No dice. A stickler for COVID protocols, I don’t go anywhere. My travels are limited to ZOOM meetings and television shows. I’d love to tell you that I’m reading some wonderful novels, but lately I don’t have the mental capacity to concentrate on a novel.
I feel like I’ve wandered into quicksand. I can move around a bit and I haven’t gone under, but my movements are slow. I’d tell you that I’m falling into depression, but I don’t have the energy to be depressed. I know that doesn’t make sense, but it’s the only way I can think to describe what this feels like.
And only yesterday, I was making enthusiastic pitches to my editor.
Life in COVID feels as if I were a ping pong ball in a box, a very small box, that somebody occasionally picks up and shakes. I go ping, pong, ping, pong all over the damn cube like a crazed pogostick. Then the shaking stops and I’m rolling around on the bottom until I come to a complete stop, wondering why I’m still here in a box and nothing has been accomplished beyond a feeling of exhaustion.

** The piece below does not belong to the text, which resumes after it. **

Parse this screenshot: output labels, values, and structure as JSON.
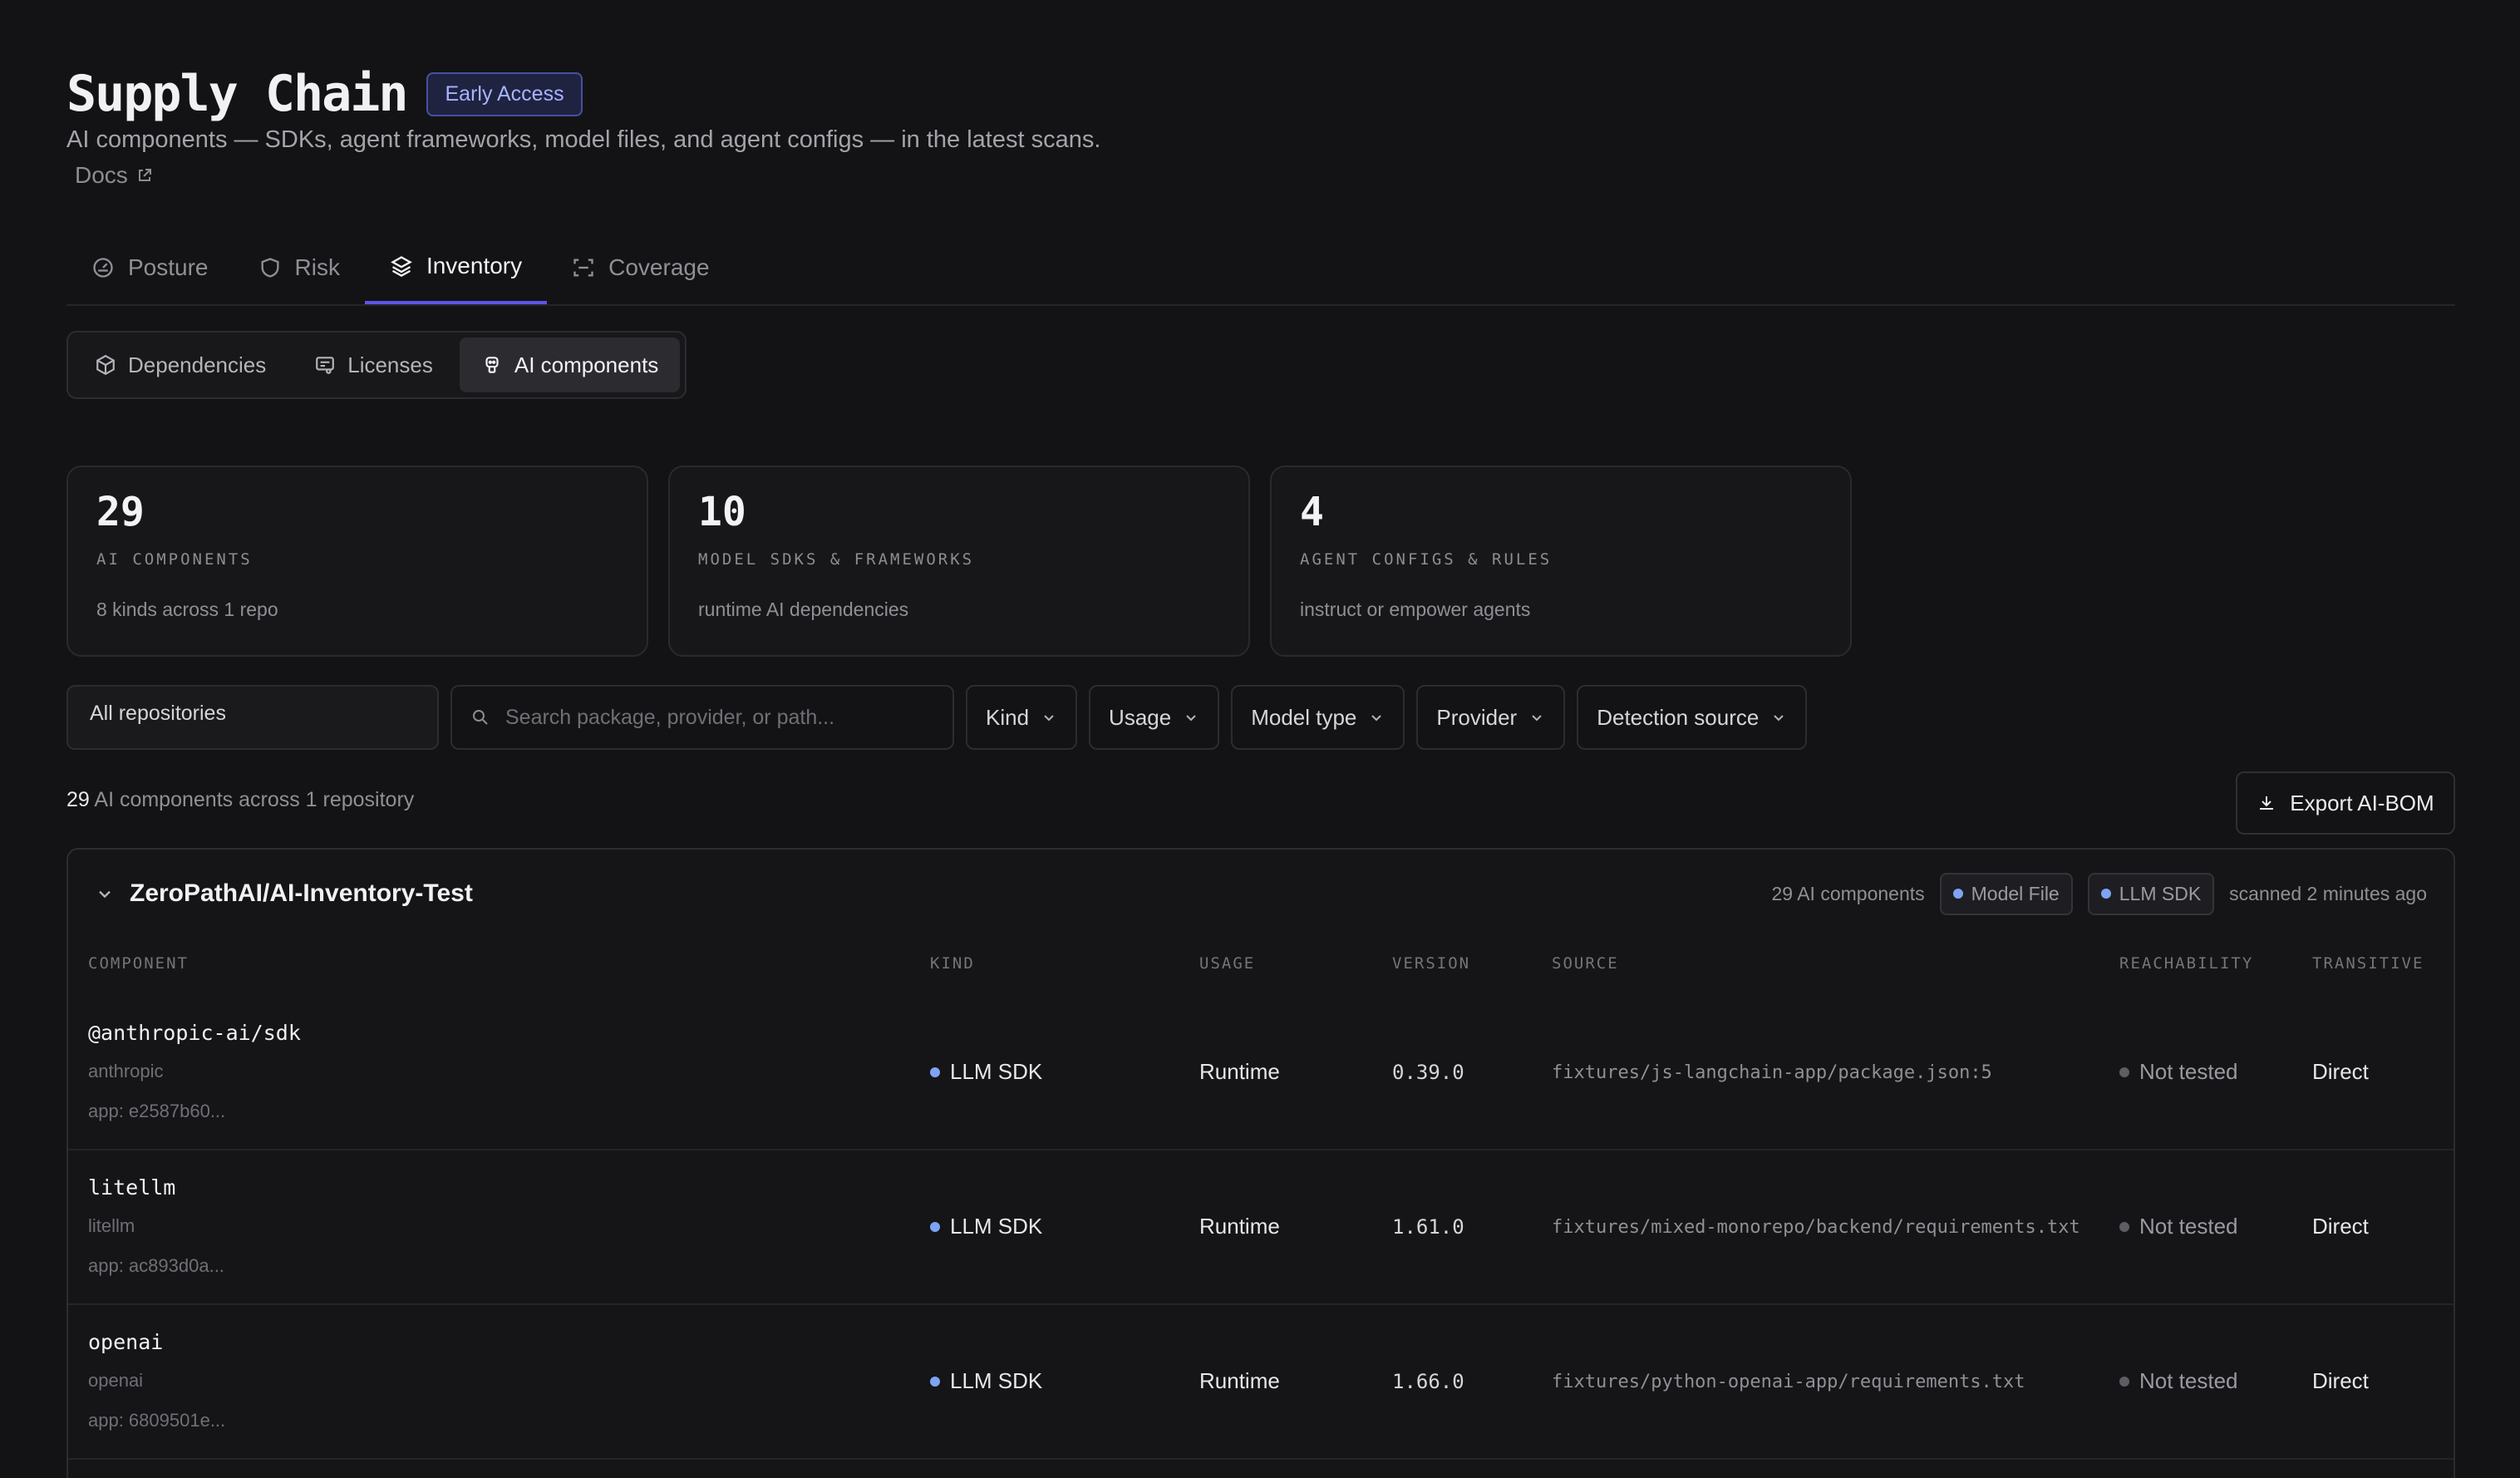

And yet, things somehow get done. I have been organizing a decade’s worth of writing and preparing to publish somehow someway. That’s good. And I am painting. True, one painting has so far been on the easel for six weeks, struggling towards completion in tiny increments, but it’ll get there.

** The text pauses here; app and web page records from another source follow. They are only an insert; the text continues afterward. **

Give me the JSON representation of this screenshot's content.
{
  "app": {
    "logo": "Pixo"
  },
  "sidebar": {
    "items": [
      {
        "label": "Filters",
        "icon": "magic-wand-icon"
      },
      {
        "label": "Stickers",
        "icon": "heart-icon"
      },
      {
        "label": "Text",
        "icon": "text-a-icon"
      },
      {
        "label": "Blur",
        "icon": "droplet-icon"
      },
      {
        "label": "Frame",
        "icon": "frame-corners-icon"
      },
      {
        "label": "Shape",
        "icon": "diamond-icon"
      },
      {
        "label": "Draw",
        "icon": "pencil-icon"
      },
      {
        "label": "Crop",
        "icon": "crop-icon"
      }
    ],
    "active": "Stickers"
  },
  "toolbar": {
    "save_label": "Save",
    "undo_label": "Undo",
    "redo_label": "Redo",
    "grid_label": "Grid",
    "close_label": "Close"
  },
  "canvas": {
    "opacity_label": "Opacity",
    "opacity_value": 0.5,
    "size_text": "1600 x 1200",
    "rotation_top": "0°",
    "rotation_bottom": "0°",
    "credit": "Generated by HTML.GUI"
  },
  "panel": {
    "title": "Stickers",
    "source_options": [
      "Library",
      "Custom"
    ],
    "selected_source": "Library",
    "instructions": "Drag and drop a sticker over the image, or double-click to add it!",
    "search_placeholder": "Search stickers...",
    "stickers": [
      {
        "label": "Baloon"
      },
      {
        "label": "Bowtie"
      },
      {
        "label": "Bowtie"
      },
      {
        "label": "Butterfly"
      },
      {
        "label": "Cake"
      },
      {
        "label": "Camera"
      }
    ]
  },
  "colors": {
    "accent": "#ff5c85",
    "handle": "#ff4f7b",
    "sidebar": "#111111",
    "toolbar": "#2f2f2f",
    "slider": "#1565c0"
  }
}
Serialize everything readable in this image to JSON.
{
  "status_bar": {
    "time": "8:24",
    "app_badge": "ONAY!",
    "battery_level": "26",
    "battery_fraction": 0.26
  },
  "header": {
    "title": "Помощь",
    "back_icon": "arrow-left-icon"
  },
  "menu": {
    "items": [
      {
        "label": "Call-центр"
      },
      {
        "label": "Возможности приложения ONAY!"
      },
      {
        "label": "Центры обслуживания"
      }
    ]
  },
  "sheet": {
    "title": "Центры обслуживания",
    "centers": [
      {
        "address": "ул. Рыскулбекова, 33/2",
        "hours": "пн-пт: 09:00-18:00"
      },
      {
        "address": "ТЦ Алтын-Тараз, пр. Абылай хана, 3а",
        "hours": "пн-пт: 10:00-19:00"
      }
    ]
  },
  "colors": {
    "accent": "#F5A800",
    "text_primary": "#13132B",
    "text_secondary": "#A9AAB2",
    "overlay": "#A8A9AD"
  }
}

Fortunate enough not to have to work due to savings and unemployment and a generous family windfall, I can devote myself full time to my art. At least for a little while.
And the funny thing is: it’s not what it’s cracked up to be.

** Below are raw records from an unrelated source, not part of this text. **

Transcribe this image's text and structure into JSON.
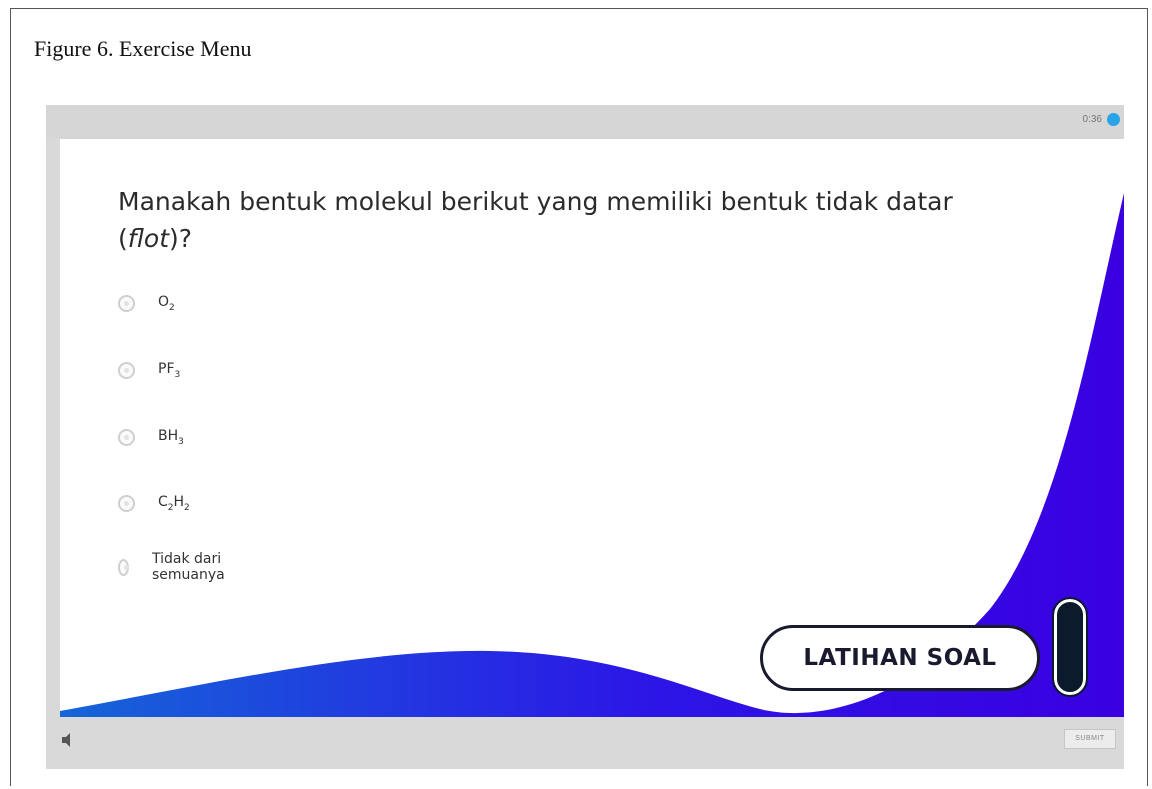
{
  "caption": "Figure 6. Exercise Menu",
  "player": {
    "timer": "0:36"
  },
  "quiz": {
    "question_main": "Manakah bentuk molekul berikut yang memiliki bentuk tidak datar (",
    "question_italic": "flot",
    "question_end": ")?",
    "options": [
      {
        "label": "O",
        "sub": "2"
      },
      {
        "label": "PF",
        "sub": "3"
      },
      {
        "label": "BH",
        "sub": "3"
      },
      {
        "label": "C",
        "sub": "2",
        "label2": "H",
        "sub2": "2"
      },
      {
        "label": "Tidak dari semuanya"
      }
    ]
  },
  "badge": "LATIHAN SOAL",
  "footer": {
    "submit_label": "SUBMIT"
  },
  "icons": {
    "timer_dot": "info-dot-icon",
    "speaker": "speaker-icon"
  },
  "colors": {
    "wave_dark": "#3a00e0",
    "wave_light": "#1565d8",
    "timer_dot": "#2aa3e8"
  }
}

Art in a vacuum isn’t very satisfying, after all.
This is a time of ongoing trauma.
And that is what it has been like, ever since the so-called 45th “President” was elected, and even after the demise of that “presidency.”
Even COVID seems not so much an event in itself as a piece of the larger picture.
I can only vaguely sense the degree of imprisonment and trauma and deterioration which we are all experiencing. In my numbed state, it seems impossible to fully put my brain around the reality. Perhaps that’s just as well.
What is the point of writing a dreary column like this?
Because witness matters. Some days the best we can do is try to tell it like it is.
There is hope in the ability to bear witness. So that’s what I try to do.
I’m here. I see something of what is happening to all of us. I know I’m not alone. You’re not alone. We’re in this together.
In this teeter-totter time tomorrow I’ll feel better and you perhaps will feel worse and then we’ll change places again.
Meanwhile, we must try to tell what stories we can. Witness is everything.